--- Input records Enclosed Below ---

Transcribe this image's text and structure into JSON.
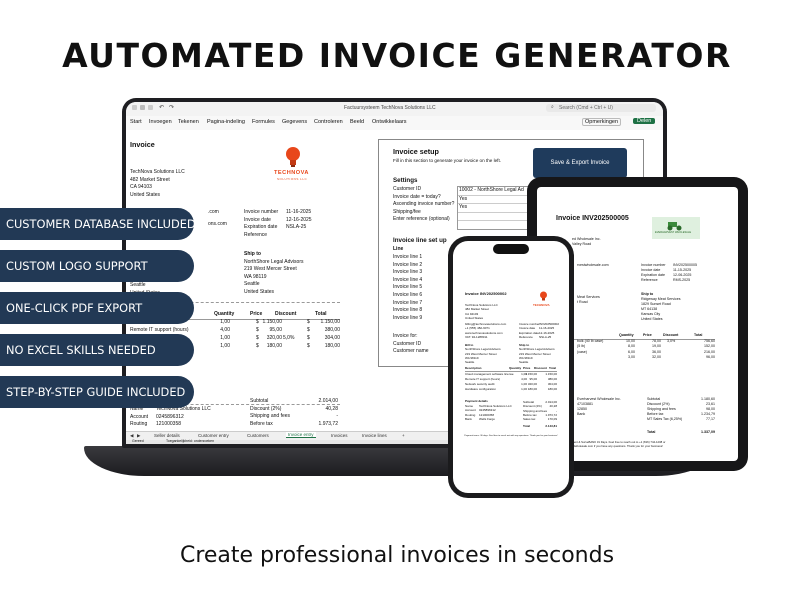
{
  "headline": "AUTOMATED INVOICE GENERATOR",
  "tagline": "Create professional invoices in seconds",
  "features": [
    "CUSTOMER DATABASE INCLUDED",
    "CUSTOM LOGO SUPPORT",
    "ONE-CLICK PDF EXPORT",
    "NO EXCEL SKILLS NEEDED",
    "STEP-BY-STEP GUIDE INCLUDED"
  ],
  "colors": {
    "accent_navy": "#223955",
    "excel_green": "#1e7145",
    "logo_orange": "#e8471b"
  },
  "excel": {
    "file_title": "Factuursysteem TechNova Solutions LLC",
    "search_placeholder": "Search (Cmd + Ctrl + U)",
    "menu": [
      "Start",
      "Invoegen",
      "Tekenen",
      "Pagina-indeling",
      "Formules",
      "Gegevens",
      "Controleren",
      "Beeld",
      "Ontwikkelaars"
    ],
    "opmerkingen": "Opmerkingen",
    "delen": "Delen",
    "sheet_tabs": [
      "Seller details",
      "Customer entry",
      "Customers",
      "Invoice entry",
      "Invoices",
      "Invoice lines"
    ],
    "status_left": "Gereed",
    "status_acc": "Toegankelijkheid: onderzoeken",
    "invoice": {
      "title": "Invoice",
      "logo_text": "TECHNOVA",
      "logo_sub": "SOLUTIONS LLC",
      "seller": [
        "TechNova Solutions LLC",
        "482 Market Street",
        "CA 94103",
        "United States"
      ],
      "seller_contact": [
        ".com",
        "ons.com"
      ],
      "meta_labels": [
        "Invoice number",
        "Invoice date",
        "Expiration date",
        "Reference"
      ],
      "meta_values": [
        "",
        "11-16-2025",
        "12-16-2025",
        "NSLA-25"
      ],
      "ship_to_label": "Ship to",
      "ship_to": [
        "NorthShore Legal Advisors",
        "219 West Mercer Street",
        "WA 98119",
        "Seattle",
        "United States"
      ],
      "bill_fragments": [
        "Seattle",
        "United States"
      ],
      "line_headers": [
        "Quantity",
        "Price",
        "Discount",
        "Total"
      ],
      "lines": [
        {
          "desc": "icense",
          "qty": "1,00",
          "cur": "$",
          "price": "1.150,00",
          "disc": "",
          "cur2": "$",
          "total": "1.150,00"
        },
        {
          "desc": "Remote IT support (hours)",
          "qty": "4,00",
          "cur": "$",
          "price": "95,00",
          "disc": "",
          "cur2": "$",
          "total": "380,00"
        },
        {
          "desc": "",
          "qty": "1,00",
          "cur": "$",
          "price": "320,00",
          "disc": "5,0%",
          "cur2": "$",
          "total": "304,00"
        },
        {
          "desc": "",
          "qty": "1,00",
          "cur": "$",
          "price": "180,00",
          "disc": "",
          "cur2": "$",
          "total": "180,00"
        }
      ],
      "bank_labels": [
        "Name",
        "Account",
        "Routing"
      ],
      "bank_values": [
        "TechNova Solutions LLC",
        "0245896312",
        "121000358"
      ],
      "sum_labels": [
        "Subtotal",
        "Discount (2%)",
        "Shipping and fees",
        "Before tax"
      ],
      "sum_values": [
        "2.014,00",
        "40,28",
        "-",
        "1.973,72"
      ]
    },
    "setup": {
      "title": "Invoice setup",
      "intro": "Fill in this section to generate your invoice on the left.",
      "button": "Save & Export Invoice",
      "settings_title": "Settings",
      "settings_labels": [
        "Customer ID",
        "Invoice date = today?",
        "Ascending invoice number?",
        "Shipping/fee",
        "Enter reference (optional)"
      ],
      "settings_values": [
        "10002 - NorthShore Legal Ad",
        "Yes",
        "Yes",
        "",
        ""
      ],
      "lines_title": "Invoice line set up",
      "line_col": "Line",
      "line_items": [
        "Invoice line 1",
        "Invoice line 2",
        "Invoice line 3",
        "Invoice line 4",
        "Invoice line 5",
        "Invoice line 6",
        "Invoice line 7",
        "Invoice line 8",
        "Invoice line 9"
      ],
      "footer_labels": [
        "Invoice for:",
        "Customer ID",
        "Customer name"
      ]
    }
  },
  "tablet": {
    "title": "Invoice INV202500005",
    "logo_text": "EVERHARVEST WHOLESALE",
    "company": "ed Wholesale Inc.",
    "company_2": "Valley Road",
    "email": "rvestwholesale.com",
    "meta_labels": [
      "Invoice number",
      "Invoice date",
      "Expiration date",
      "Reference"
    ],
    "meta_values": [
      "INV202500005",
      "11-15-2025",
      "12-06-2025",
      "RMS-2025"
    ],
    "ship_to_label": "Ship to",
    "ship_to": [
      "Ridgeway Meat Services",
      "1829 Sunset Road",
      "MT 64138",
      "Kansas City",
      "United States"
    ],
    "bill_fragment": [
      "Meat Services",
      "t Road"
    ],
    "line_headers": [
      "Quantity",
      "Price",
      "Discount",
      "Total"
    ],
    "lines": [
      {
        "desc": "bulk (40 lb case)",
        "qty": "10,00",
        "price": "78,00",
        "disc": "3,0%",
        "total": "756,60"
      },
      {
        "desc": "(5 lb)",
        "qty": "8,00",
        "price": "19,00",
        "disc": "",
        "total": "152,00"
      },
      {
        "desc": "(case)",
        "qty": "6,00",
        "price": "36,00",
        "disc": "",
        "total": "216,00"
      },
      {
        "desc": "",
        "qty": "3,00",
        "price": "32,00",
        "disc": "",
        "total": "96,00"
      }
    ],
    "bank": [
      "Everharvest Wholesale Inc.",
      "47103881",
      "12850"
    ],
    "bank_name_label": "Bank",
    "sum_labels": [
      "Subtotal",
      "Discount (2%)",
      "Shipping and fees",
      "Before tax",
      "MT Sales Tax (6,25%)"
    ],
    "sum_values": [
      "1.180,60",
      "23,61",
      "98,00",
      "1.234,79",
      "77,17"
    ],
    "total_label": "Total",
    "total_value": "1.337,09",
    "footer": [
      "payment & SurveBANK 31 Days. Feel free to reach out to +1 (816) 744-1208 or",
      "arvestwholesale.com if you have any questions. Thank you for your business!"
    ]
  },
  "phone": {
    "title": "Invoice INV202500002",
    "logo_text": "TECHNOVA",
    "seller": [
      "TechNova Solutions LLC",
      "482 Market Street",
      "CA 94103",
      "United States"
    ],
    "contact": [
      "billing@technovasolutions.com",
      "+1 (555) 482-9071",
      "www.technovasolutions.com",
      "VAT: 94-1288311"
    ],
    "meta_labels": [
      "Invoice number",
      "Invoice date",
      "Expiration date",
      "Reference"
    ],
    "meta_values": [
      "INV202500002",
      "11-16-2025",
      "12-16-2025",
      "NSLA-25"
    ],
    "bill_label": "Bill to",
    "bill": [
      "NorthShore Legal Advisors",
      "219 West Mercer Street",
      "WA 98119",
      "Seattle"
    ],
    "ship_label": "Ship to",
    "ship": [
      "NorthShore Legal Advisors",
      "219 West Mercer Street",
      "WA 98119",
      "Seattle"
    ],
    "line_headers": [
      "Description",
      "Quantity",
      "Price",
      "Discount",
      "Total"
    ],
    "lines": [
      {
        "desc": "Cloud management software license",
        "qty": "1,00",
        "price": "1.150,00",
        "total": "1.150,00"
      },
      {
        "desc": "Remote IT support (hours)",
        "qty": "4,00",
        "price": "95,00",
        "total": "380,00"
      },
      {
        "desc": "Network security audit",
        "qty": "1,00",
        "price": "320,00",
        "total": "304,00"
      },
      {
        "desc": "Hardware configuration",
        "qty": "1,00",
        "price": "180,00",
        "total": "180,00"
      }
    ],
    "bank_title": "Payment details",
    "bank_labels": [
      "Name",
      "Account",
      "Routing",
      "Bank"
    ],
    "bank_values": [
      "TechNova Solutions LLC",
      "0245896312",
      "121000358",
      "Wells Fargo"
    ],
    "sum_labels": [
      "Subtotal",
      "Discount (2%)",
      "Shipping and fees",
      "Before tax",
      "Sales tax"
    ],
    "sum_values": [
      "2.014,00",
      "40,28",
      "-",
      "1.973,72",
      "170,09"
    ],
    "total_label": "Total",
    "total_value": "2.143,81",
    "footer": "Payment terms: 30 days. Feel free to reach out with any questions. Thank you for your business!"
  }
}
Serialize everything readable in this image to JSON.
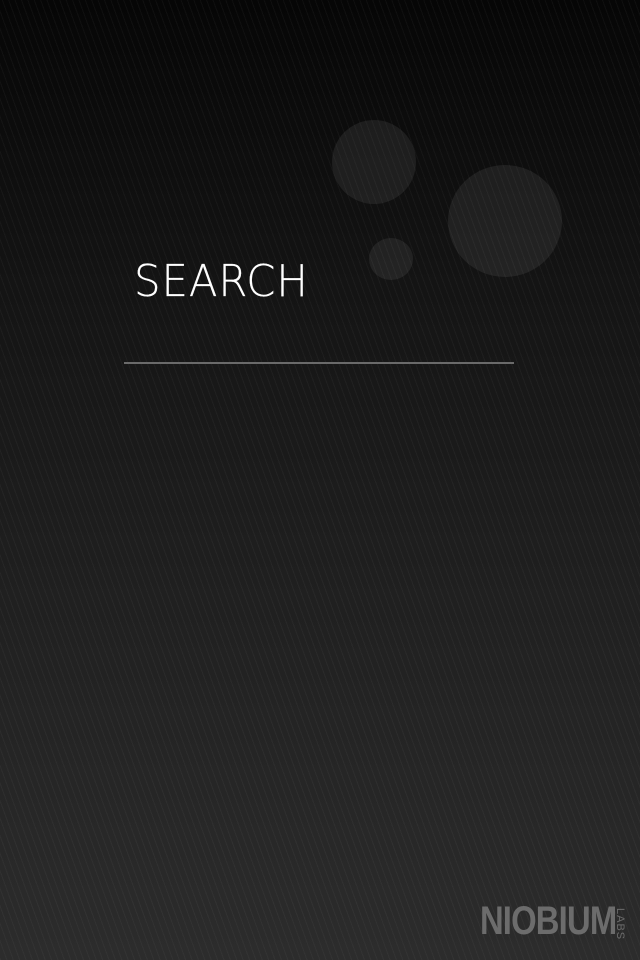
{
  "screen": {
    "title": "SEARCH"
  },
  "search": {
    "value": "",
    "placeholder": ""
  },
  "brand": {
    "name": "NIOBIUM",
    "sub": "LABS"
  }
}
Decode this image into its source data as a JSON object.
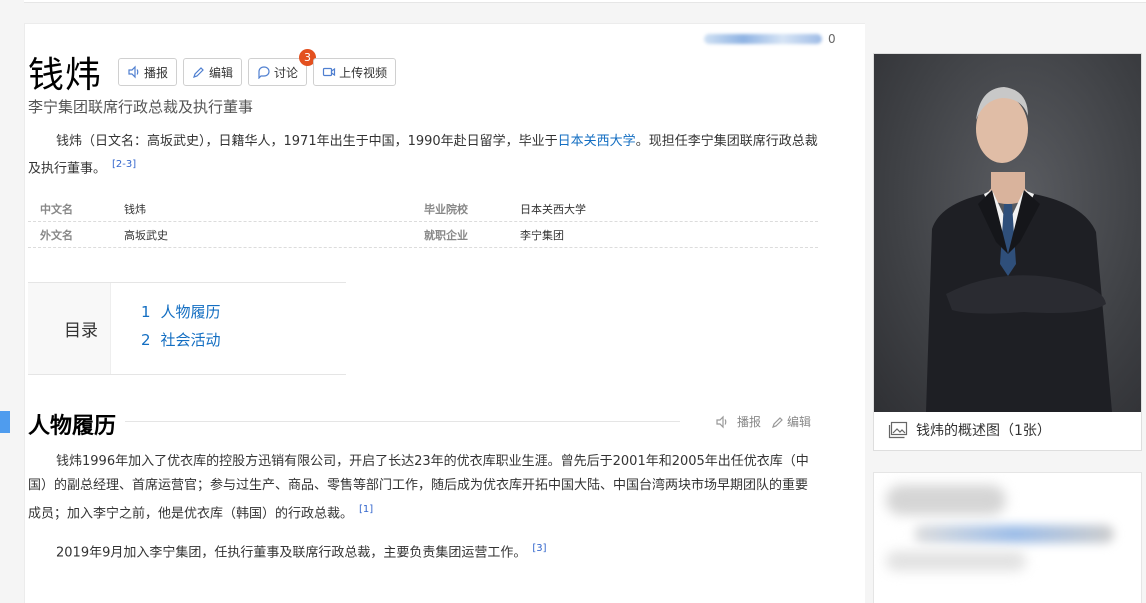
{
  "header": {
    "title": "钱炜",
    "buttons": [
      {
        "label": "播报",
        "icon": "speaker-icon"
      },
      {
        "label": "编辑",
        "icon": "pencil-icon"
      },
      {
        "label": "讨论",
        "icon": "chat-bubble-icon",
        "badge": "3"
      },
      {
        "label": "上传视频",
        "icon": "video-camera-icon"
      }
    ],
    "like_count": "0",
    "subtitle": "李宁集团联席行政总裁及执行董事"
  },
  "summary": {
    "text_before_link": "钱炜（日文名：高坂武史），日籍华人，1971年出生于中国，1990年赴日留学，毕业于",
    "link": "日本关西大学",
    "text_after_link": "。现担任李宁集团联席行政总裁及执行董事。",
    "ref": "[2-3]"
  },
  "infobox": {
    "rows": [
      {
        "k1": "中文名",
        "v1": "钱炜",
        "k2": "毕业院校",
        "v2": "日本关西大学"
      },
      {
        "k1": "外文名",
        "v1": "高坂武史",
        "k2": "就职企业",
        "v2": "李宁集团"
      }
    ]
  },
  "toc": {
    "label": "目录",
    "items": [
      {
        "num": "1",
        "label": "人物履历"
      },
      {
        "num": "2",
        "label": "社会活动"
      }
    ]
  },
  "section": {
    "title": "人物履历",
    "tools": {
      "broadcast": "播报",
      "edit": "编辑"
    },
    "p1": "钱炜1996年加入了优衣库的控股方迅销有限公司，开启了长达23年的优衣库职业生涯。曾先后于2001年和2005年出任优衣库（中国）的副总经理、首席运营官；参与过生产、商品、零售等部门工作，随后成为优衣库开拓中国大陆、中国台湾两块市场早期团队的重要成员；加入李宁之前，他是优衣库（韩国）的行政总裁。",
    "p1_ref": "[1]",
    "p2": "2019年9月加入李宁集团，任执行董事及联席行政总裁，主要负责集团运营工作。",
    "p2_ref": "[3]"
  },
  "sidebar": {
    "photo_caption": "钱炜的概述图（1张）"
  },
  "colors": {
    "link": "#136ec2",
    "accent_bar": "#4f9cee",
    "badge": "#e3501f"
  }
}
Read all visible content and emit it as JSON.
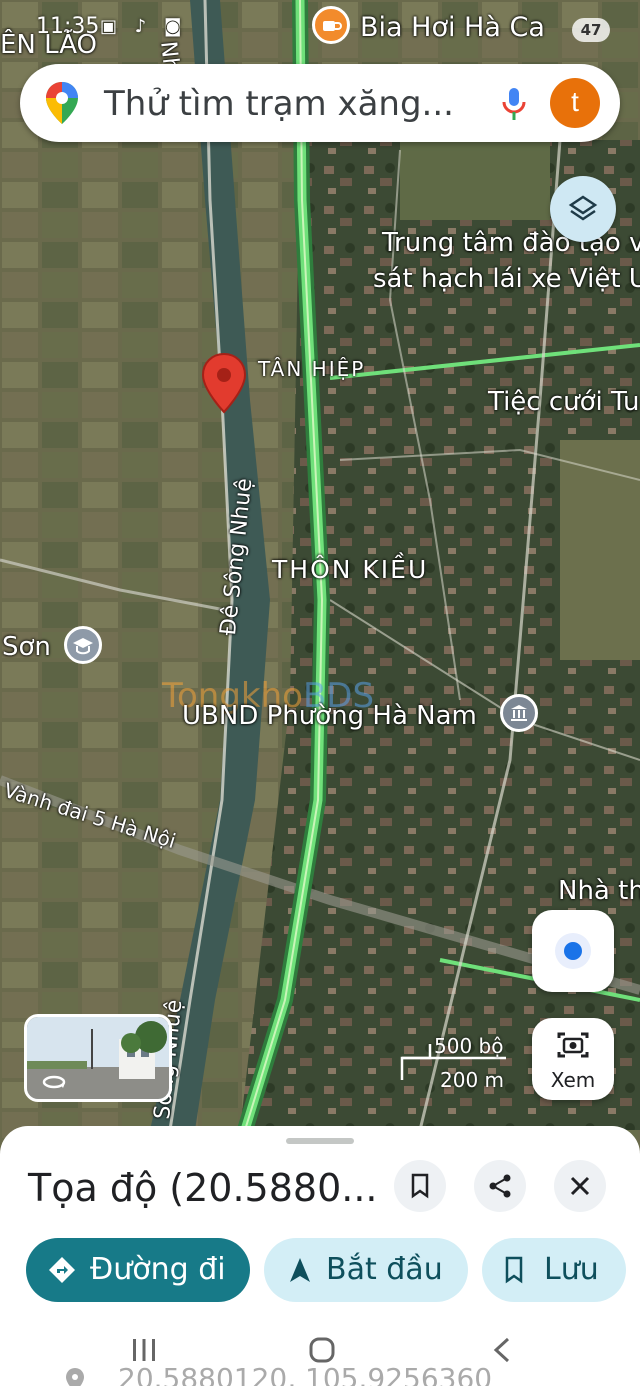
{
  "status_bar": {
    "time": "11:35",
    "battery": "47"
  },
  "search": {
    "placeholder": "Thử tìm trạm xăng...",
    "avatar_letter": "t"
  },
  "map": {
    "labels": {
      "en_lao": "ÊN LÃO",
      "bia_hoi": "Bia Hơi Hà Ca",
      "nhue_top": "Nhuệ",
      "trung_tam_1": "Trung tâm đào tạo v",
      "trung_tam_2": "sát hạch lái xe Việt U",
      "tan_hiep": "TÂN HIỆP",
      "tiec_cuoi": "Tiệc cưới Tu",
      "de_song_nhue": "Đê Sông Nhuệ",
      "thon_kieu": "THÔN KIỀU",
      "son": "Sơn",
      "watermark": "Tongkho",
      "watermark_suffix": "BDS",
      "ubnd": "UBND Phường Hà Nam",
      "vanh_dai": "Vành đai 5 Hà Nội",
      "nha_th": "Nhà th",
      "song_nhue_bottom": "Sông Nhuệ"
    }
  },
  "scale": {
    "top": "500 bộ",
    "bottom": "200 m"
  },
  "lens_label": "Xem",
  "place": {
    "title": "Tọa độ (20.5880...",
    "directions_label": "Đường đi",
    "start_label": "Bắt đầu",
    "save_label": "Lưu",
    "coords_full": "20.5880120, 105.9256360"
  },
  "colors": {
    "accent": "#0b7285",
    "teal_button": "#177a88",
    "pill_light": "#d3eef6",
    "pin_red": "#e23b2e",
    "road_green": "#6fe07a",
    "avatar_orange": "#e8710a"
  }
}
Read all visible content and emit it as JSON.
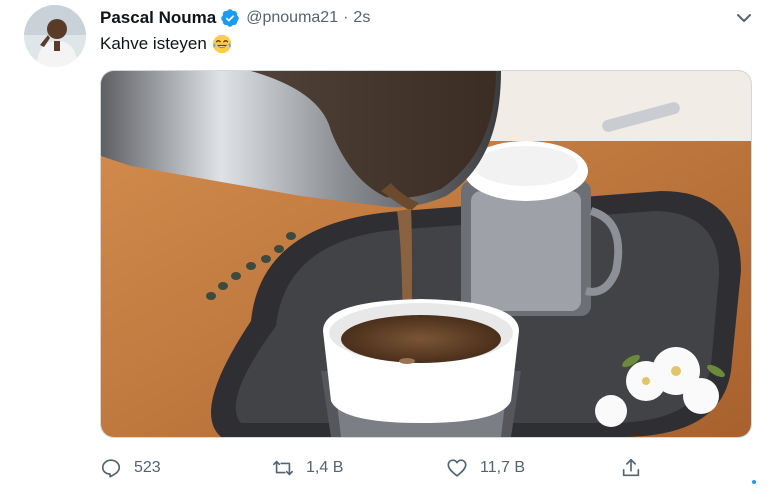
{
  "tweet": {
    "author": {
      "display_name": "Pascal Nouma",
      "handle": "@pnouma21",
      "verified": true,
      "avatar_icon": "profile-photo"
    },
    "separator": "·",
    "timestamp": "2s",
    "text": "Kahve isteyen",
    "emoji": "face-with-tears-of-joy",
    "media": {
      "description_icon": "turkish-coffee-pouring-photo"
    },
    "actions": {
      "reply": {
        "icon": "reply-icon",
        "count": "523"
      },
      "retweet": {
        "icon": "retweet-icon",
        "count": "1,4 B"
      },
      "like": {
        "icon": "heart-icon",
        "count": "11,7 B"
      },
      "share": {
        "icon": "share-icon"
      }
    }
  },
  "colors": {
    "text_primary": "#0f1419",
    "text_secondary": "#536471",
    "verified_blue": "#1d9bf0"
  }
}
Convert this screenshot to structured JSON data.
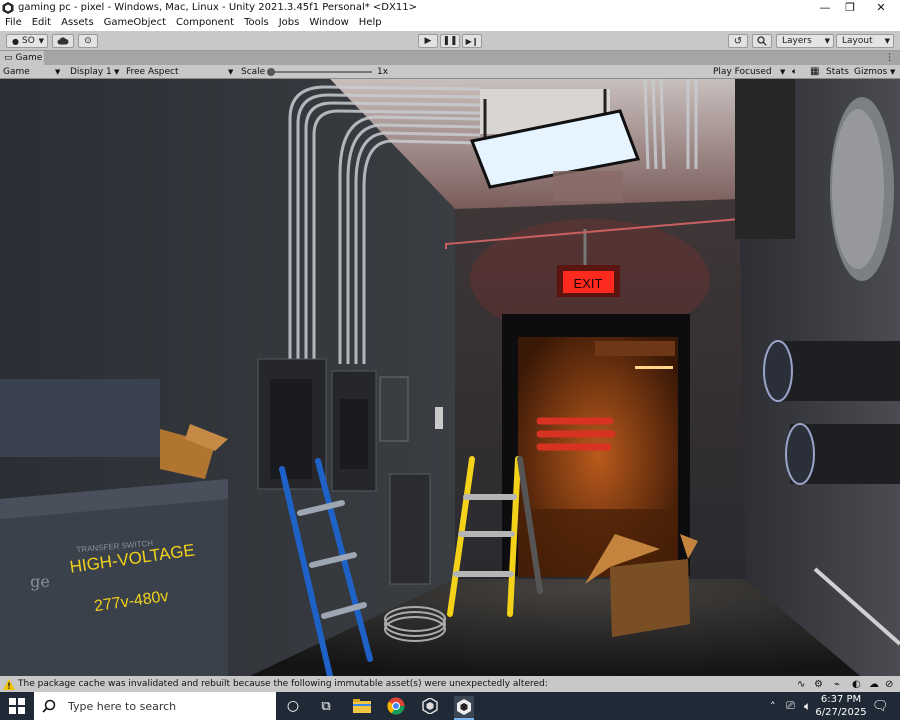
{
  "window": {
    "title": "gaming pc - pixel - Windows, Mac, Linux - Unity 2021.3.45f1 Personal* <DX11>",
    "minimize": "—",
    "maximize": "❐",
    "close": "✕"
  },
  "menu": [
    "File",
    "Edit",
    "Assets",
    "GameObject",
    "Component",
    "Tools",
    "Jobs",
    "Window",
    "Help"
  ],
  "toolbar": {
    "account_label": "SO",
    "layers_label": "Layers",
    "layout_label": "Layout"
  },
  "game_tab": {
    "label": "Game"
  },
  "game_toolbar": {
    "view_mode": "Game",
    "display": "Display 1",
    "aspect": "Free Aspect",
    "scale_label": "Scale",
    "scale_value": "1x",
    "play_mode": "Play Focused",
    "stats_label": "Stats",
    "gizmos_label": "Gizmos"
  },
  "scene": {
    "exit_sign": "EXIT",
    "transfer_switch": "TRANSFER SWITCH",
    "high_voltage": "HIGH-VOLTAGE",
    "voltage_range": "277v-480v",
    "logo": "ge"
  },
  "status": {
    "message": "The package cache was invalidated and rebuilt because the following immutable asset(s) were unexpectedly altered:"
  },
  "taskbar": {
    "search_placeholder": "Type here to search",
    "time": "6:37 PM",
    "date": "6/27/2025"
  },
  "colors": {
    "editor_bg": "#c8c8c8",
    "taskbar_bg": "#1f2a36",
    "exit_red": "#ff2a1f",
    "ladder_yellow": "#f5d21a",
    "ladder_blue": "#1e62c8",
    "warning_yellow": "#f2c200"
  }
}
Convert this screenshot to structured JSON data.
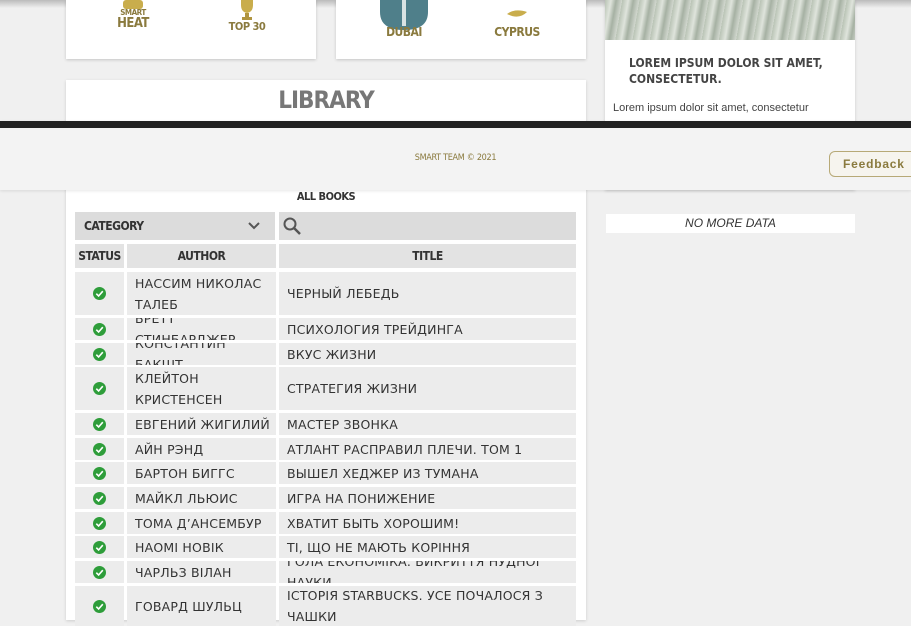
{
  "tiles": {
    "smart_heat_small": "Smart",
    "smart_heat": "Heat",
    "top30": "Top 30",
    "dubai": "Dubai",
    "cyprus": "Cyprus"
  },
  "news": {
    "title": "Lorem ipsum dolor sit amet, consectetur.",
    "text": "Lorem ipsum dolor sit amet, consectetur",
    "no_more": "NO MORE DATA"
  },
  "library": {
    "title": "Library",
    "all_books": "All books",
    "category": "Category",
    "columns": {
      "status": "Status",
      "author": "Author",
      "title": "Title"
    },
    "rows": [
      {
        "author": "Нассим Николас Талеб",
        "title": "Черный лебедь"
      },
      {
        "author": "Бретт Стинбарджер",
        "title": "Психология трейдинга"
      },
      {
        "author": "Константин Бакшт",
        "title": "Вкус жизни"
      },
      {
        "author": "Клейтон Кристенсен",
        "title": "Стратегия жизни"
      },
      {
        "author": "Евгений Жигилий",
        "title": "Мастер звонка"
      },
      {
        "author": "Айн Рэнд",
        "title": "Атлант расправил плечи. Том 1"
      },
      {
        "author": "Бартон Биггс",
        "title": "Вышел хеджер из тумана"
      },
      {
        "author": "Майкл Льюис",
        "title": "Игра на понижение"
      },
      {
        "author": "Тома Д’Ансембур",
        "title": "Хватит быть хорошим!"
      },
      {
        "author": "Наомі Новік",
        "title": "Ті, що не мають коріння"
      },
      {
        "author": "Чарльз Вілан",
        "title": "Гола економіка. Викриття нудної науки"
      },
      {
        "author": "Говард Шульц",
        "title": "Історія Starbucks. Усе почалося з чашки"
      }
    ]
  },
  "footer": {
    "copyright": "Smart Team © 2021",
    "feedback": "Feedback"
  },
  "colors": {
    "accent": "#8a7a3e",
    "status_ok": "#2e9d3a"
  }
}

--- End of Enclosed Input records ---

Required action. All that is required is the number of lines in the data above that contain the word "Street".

Exercise solution. 5